View More 2021, Scientific Sessions, Session Coverage

ADA and EASD draft first consensus report on type 1 diabetes in adults


Estimated Read Time:

4 minutes

The writing team of the first-ever American Diabetes Association® (ADA)/European Association for the Study of Diabetes (EASD) Consensus Report on the management of patients with type 1 diabetes aged 18 years and older will discuss their work at the 81st Scientific Sessions and seek feedback before finalizing the report.

Richard I.G. Holt, PhD, FRCP
Richard I.G. Holt, PhD, FRCP

Richard I.G. Holt, PhD, FRCP, and Anne L. Peters, MD, co-chairs of the report, will lead the session, Management of Type 1 Diabetes in Adults—2021 Draft ADA/EASD Consensus Report, which begins at 8:00 a.m. ET on Monday, June 28, and includes a live video question-and-answer period.

“One of the goals is to help people in primary care—people who aren’t endocrinologists—be able to help their patients,” said Dr. Peters, Professor of Medicine at the Keck School of Medicine of the University of Southern California (USC), Director of the USC Clinical Diabetes Programs, and a member of the ADA Professional Practice Committee responsible for Standards of Medical Care in Diabetes. “The pandemic made us see how much we need to do for people with diabetes because they’re particularly vulnerable.”

Although the report was proposed in late 2019 before COVID-19 spread across the globe, the pandemic shaped the development of the document. The writers collaborated through monthly virtual meetings, with one ADA member and one EASD member pairing off to address each topic. The following will be discussed during the session:

Anne L. Peters, MD
Anne L. Peters, MD
  • Diagnosis of type 1 diabetes
  • Schedule of care
  • Monitoring
  • Insulin therapy
  • Hypoglycemia
  • Diabetic ketoacidosis
  • Pancreas and islet cell transplantation
  • Adjunctive therapy
  • Diabetes self-management education and lifestyle considerations
  • Behavioral and psychosocial support
  • Special populations
  • Emergent and future perspectives

Dr. Peters will review the methods, goals, and targets of the report, and Dr. Holt will outline key knowledge gaps and moderate a question-and-discussion period.

“One of the strengths of this report is that we have paid particular attention to the psychological and social aspects of diabetes and the needs for us to incorporate psychosocial care and support within the holistic management of type 1 diabetes,” said Dr. Holt, Professor of Diabetes and Endocrinology at the University of Southampton, United Kingdom, and a member of the EASD Committee for Clinical Affairs.

The draft also includes new recommendations regarding continuous glucose monitoring.

“This will be something that will help us manage patients better going forward,” Dr. Peters said. “It’s not telling everybody what to do exactly. It’s discussing what data exists and then what we recommend doing as a standard for people with type 1.”

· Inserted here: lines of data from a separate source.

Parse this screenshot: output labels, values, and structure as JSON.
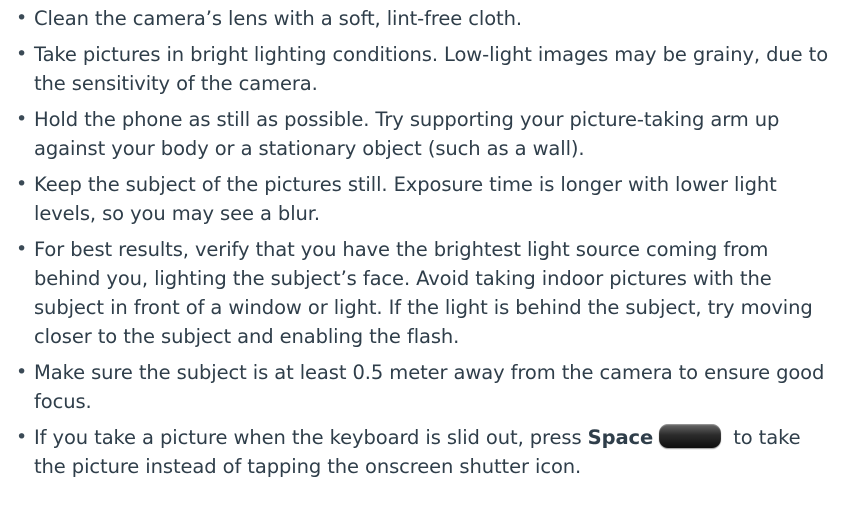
{
  "tips": [
    {
      "text": "Clean the camera’s lens with a soft, lint-free cloth."
    },
    {
      "text": "Take pictures in bright lighting conditions. Low-light images may be grainy, due to the sensitivity of the camera."
    },
    {
      "text": "Hold the phone as still as possible. Try supporting your picture-taking arm up against your body or a stationary object (such as a wall)."
    },
    {
      "text": "Keep the subject of the pictures still. Exposure time is longer with lower light levels, so you may see a blur."
    },
    {
      "text": "For best results, verify that you have the brightest light source coming from behind you, lighting the subject’s face. Avoid taking indoor pictures with the subject in front of a window or light. If the light is behind the subject, try moving closer to the subject and enabling the flash."
    },
    {
      "text": "Make sure the subject is at least 0.5 meter away from the camera to ensure good focus."
    },
    {
      "prefix": "If you take a picture when the keyboard is slid out, press ",
      "key_label": "Space",
      "key_icon": "space-key-icon",
      "suffix": " to take the picture instead of tapping the onscreen shutter icon."
    }
  ],
  "bullet_glyph": "•"
}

The draft presentation will include information for the entire diabetes multidisciplinary team, including doctors, nurses, diabetes educators, dieticians, psychologists, and pharmacists.

“It’s an opportunity for people to learn from a variety of experts and then critique the information and see how it would fit into their own practice,” Dr. Peters said.

The first draft of the report was finished in January and then went through internal peer review at the ADA and the EASD. Now in its second draft, the final report is scheduled to be presented at the EASD virtual meeting in October.

“We want to make sure that this gets disseminated and read by people in primary care because we believe, at least in the United States, half of the adults with type 1 are treated in primary care,” Dr. Peters said. “This gives a framework for those individuals who may not live and breathe this to have a set of guides.”

The more feedback provided by Scientific Sessions attendees, the better, the co-chairs said.

“If you have 10 people making the same comment, that will have greater weight than if just one person does,” Dr. Holt said. “So even if people find that they are making comments that duplicate other people’s comments, that doesn’t make it less valuable to us as a committee.”

Register today for the 81st Scientific Sessions

If you haven’t registered for the 81st Scientific Sessions, register today to access all of the valuable content during the meeting, June 25–29. Registration also includes on-demand access to all of the virtual content in the Post-Meeting Archive, June 30–September 29.

Register Now